Supplied data below:
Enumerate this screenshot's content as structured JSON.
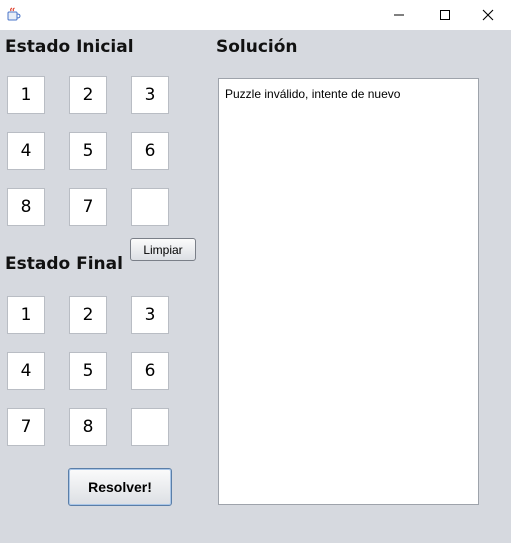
{
  "window": {
    "app_icon": "java-cup-icon",
    "controls": [
      "minimize-icon",
      "maximize-icon",
      "close-icon"
    ]
  },
  "initial": {
    "title": "Estado Inicial",
    "cells": [
      "1",
      "2",
      "3",
      "4",
      "5",
      "6",
      "8",
      "7",
      ""
    ]
  },
  "final": {
    "title": "Estado Final",
    "cells": [
      "1",
      "2",
      "3",
      "4",
      "5",
      "6",
      "7",
      "8",
      ""
    ]
  },
  "buttons": {
    "clear_label": "Limpiar",
    "solve_label": "Resolver!"
  },
  "solution": {
    "title": "Solución",
    "text": "Puzzle inválido, intente de nuevo"
  }
}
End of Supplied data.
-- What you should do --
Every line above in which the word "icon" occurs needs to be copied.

-- Written solution --
    "app_icon": "java-cup-icon",
      "minimize-icon",
      "maximize-icon",
      "close-icon"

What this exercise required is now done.